Grant Deming's Forest Hill Historic District
For most of its history, Grant Deming’s Forest Hill Historic District was a neighborhood in search of its own identity. Developed more than a century ago as the Forest Hill Allotment, to evoke images of John D. Rockefeller’s summer estate of the same name, the neighborhood gradually lost its name. Once fully developed, it no longer appeared in newspaper advertisements. Then, after John D. Rockefeller Jr.’s land along the East Cleveland border was laid out as another Forest Hill in the late 1920s, the original Forest Hill neighborhood became a place identified primarily in relation to nearby areas.
With the rise of the Coventry and Cedar Lee commercial districts in the 1920s, residents of Deming’s development began to identify with them. The longtime presence of Coventry School on the neighborhood’s northwest corner caused many to say they lived “in the Coventry neighborhood.” Likewise, religious institutions offered a degree of definition. The neighborhood’s proximity to St. Ann’s Roman Catholic Church, which had its own school, led many to see themselves as living in the St. Ann neighborhood.
The original Forest Hill neighborhood owed its origins to Grant Deming, a real estate developer from Canada. Sensing the eastward push into the Heights, Deming shifted his focus to suburban speculation. In the early 1900s, he acquired almost 200 acres of land owned mainly by John D. Rockefeller Jr. and the heirs of James B. Haycox, a dairy farmer who lived on Lee Road in the vicinity of present-day Zagara’s Marketplace. There, Deming imagined Forest Hill, which his promotional literature, with more than a touch of hyperbole, dubbed "America's Richest Suburb."
Deming thought big. His marketing materials attempted to situate Forest Hill in the company of Boston's Brookline, New York's Llewellyn Park, and Washington D.C.’s Chevy Chase. Like these venerable garden suburbs, Forest Hill would have gently curving streets, setback sidewalks, and a pastoral air. Deming characterized the streets—laid out by the F.A. Pease Engineering Company, the same firm that platted Shaker Heights—as "natural openings through the giants of the forest," but the landscape was more accurately a mosaic of woods and meadows. An exception was the western side of the tract, where two branches of the Dugway Brook meandered through thickly forested ravines in their descent to Lake Erie.
Almost completely built out by the time the Great Depression hit, Forest Hill not only yielded its name to the newer Rockefeller allotment to the north, it also fell on the same hard times that soon curtailed construction in the newer development. Deming’s Forest Hill was largely complete, but its residents faced challenges of their own. Many took in boarders, some of whom likely occupied onetime servants’ quarters. In the early 1930s, the arrival of the first African American family, in a house at Washington Boulevard and Cottage Grove Drive, prompted a bombing before cooler heads prevailed. It would take another four decades for racial integration to make real progress.

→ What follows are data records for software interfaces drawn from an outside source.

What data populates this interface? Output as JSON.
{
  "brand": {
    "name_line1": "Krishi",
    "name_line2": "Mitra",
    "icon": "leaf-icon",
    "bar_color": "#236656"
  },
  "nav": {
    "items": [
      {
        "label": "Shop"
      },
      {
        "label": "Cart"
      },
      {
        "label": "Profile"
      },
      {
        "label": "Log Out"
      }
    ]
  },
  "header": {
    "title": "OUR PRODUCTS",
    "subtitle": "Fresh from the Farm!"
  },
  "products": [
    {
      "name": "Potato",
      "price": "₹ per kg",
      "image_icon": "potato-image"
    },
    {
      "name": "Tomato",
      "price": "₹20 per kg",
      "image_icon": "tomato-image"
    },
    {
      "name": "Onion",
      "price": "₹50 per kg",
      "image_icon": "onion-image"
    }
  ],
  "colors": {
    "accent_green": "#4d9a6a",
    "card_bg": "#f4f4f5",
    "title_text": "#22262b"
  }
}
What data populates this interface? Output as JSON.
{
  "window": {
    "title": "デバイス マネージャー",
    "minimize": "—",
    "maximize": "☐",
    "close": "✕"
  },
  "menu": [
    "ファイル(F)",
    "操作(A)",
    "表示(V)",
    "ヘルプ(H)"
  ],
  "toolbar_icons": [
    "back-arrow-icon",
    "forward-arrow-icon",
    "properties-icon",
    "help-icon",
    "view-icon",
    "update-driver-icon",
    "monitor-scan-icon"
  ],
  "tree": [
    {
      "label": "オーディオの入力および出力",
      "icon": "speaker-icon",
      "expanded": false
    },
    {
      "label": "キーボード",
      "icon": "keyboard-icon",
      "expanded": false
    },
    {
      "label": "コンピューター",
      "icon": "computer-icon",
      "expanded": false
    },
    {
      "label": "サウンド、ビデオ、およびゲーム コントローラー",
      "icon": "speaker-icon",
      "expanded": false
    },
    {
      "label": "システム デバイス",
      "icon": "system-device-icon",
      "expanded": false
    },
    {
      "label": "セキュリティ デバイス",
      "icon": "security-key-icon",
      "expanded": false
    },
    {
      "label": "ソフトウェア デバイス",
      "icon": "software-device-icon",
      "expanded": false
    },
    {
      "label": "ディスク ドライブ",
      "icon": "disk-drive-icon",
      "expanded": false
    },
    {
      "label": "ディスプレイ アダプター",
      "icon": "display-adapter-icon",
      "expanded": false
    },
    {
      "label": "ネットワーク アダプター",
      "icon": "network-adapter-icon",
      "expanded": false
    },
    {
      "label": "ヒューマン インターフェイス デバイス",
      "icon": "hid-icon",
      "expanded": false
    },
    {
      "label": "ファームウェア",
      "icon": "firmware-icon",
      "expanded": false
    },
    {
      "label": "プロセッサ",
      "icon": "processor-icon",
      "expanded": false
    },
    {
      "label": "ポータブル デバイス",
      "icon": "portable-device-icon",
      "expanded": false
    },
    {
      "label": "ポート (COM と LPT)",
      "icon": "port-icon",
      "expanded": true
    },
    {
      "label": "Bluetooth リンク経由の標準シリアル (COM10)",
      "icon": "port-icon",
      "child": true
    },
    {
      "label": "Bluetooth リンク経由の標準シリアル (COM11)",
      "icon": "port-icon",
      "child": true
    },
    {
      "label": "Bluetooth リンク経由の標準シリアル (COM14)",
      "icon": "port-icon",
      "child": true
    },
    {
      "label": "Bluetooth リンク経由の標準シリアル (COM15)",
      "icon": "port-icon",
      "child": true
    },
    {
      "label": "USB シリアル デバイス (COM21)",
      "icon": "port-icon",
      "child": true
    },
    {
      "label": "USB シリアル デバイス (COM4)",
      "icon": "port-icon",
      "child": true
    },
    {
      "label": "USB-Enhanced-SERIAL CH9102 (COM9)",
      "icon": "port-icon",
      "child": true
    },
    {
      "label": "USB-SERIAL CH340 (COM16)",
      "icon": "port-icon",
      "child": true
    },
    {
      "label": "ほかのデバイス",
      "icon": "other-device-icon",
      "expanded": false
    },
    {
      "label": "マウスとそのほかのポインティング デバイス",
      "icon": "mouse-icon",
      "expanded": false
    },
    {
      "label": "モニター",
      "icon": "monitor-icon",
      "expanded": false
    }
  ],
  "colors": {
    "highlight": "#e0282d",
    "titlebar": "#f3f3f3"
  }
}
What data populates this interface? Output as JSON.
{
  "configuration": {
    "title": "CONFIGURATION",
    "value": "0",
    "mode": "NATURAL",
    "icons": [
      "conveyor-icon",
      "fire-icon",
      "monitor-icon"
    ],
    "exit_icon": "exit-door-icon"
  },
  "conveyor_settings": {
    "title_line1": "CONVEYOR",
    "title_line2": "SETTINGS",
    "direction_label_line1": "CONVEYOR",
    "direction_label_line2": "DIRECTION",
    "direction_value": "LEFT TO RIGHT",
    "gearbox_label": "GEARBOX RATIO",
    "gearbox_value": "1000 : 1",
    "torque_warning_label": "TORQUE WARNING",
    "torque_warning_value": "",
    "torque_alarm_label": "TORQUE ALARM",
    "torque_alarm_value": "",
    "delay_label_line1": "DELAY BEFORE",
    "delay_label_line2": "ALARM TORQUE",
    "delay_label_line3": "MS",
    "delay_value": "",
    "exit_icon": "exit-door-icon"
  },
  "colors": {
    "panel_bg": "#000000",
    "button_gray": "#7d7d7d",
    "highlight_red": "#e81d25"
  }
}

The 1960s brought new concerns about racial steering and “blockbusting” real estate brokers, in Forest Hill and across the Heights, leading residents to organize to promote stable and orderly integration. The defeat of the planned Lee Freeway, which would have obliterated Parkway Drive and dozens of homes just west of Lee Road, played a similarly important stabilizing role.
Not until it was listed in the National Register of Historic Places in 2010 did Grant Deming’s Forest Hill reenter the public imagination. Once forgotten, the original allotment developer became the namesake for a new online forum (www.grantdemingneighborhood.org) that cemented, perhaps, the [neighborhood’s] intrinsic identity [for the first time] since Rockefeller stole Deming’s thunder decades before. So well known is Grant Deming today, in fact, that many simply say they live in the Grant Deming Neighborhood, once more obscuring the name Deming chose for his neighborhood. If its name continues to produce confusion, however, the neighborhood today melds an unmistakable sense of place with a socially diverse population.
[Adapted from Mark Souther, “Grant Deming’s Forest Hill,” www.clevelandhistorical.org/items/show/447.]
Mark Souther, a member of the Cleveland Heights Landmark Commission, wrote this article. This column is produced by members of the CH Landmark Commission, to highlight historically significant buildings in Cleveland Heights, and share its mission of preserving and protecting buildings, works of art and other objects of historical or architectural value to the community.